Kim Shaw shows the storm shelter to Marion Graybeal
Kim Shaw still finds shards of glass in her carpet from the devastating Williamson County tornado 6 months ago. Long after FEMA, disaster relief teams, and immediate responders have moved onto other needs, the Williamson County long term recovery committee still works. They provide hope to families like the Shaw’s and many others in this forgotten region of rural Tennessee.
In February, this storm ripped a swath of destruction from Jackson to Macon Counties, a stretch of over 200 miles. The path of the storm left homes and property like the Shaw’s unlivable. A few mailboxes away, horse farms remain untouched. Ironically this is one of the wealthiest sections of Tennessee. Some say this is the most lucrative county in the state. But families like the Shaws do not share in that wealth. They are still picking up and finding pieces of their lives scattered down Hwy. 46.
The problem with recovery is that there is no easy path from shelter to survival. As I talked to Kim Shaw Tuesday, it’s much like putting together pieces of a puzzle that are lying around with no picture, however, to guide you as you fit each part together. Jobs, education, teenagers, and nearly 5 acres of land would be the usual responsibilities for a family living in a small modular home in the country. Two kids are out of high school. One has two years left. All members of the family work. Chris is a plumber. Kim is a caretaker for elderly people. Even if they wanted to send kids to college, as Kim says, “We can’t afford that.”
Now add a storm from 6 months ago. They rode out the storm in a 4x8x8 storm shelter just large enough for the five of them. The storm lasted only 10 minutes, but the winds were so fierce that it blew the barn into the side of their house, and boxed them into the storm shelter. They had to beat the door open just to get outside to see the damage.

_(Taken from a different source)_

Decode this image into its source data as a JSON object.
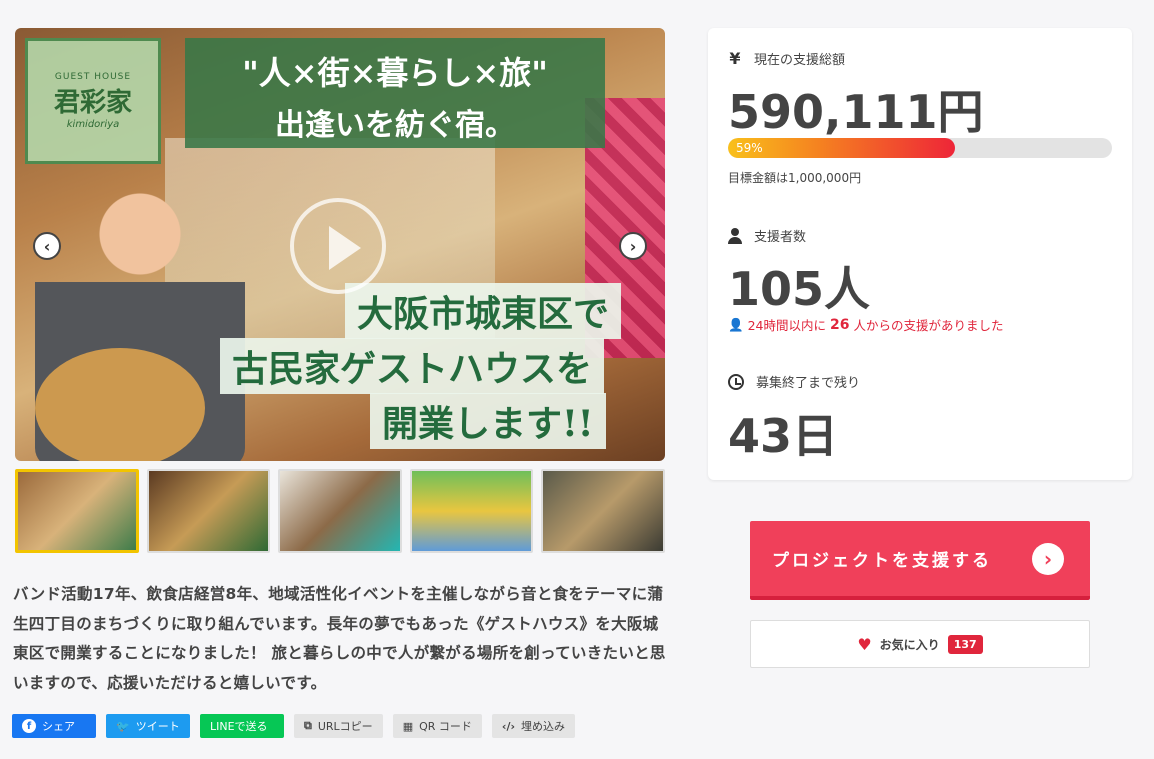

Some 6 months later the only ones left to help the estimated 10-12 families like the Shaws that are still recovering in Hickman and Williamson Counties are local people and volunteer teams.
The Shaw’s live in their old home that has plywood in holes where windows once stood. They purchased a slightly used modular home with what little money they received from FEMA and income they had when the storm hit. They are putting on the finishing touches with the help of volunteers like ours so they can move in. This is not “making ends meet.” This is tying a knot in the end of the rope and hanging on until help arrives.

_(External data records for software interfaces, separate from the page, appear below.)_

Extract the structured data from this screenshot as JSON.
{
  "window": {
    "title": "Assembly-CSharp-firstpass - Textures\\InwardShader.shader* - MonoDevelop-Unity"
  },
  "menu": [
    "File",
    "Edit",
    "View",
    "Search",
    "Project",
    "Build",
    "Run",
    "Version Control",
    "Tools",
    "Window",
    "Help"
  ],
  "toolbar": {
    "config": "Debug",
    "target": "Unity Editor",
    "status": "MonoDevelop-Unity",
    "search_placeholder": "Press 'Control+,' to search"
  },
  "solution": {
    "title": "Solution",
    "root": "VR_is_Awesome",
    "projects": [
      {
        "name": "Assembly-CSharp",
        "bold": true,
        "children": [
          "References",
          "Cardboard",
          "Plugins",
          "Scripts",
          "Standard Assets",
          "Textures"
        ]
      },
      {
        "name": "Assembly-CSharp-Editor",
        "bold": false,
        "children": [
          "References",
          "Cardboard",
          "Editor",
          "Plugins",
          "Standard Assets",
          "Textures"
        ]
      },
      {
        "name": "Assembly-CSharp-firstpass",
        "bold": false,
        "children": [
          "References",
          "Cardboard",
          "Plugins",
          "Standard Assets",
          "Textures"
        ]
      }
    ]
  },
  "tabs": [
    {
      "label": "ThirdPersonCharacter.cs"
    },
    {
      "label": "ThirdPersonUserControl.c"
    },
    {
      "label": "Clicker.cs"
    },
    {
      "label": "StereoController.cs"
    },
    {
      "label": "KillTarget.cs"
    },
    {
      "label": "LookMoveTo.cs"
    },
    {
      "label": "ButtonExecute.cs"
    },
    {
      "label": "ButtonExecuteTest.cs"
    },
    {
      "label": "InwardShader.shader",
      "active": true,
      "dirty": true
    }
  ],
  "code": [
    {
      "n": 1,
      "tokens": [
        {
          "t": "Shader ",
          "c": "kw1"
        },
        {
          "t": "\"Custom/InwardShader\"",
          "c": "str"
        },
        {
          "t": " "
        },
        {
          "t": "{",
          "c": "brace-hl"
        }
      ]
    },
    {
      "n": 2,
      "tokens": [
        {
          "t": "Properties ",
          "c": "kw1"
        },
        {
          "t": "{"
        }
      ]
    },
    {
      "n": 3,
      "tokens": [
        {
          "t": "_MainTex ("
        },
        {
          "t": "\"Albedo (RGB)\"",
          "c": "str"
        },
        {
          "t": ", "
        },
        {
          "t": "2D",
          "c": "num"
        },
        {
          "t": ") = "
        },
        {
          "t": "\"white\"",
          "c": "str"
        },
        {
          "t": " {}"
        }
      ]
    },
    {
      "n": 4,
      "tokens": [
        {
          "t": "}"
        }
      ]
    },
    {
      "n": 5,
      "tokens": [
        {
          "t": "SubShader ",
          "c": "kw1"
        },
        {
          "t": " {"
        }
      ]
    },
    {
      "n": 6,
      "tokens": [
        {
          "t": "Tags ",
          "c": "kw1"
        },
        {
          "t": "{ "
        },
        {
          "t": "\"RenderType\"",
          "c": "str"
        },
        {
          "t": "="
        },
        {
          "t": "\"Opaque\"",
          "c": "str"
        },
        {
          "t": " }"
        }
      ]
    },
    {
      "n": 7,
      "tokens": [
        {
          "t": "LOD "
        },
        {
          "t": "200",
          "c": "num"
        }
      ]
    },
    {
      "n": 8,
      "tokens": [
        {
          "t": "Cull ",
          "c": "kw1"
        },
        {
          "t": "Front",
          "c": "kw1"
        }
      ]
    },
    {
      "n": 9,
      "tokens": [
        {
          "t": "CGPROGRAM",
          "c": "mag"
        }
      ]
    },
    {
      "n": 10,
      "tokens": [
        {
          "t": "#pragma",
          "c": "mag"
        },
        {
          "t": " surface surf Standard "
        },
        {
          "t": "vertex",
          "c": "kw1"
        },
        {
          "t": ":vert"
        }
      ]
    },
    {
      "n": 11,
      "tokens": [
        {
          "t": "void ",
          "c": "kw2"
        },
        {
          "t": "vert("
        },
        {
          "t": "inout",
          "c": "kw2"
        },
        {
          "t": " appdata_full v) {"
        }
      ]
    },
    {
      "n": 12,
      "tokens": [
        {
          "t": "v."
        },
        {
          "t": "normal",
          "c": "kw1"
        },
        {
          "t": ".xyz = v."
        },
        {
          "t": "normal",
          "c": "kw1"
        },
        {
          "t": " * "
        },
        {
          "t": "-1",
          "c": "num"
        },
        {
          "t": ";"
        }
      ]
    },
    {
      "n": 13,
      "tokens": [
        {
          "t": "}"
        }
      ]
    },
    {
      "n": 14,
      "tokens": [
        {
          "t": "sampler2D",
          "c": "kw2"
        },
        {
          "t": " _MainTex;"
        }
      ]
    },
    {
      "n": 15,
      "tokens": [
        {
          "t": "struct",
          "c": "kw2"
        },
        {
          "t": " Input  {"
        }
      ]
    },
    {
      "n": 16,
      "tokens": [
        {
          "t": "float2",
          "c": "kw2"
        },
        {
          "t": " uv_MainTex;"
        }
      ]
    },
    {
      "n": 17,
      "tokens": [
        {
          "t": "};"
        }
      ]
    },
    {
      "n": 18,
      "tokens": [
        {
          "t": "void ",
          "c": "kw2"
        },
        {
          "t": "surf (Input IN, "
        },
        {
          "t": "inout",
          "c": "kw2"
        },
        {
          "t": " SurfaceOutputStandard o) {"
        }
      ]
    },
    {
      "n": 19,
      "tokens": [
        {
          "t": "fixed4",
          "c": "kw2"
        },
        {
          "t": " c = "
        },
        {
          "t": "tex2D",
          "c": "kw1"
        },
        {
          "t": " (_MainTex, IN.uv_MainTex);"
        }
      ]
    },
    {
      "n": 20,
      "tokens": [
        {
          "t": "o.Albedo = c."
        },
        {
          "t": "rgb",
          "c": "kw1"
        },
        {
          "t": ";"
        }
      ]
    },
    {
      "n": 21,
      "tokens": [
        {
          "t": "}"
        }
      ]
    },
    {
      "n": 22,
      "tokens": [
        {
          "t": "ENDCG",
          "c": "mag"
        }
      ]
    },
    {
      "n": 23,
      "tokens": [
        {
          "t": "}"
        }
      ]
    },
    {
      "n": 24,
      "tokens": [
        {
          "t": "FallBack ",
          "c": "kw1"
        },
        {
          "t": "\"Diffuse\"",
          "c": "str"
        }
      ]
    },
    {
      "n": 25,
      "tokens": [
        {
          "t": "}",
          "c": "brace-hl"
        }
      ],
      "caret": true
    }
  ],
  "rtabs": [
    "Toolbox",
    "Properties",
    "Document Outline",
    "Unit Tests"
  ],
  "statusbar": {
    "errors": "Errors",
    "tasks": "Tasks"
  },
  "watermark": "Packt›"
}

Yet they are not without hope. Their spirits are good. Kim says, “If we can just get everything back together,” we can move on with our lives. Still some 6 months later, they wait among the shards of glass to turn a used house into a home.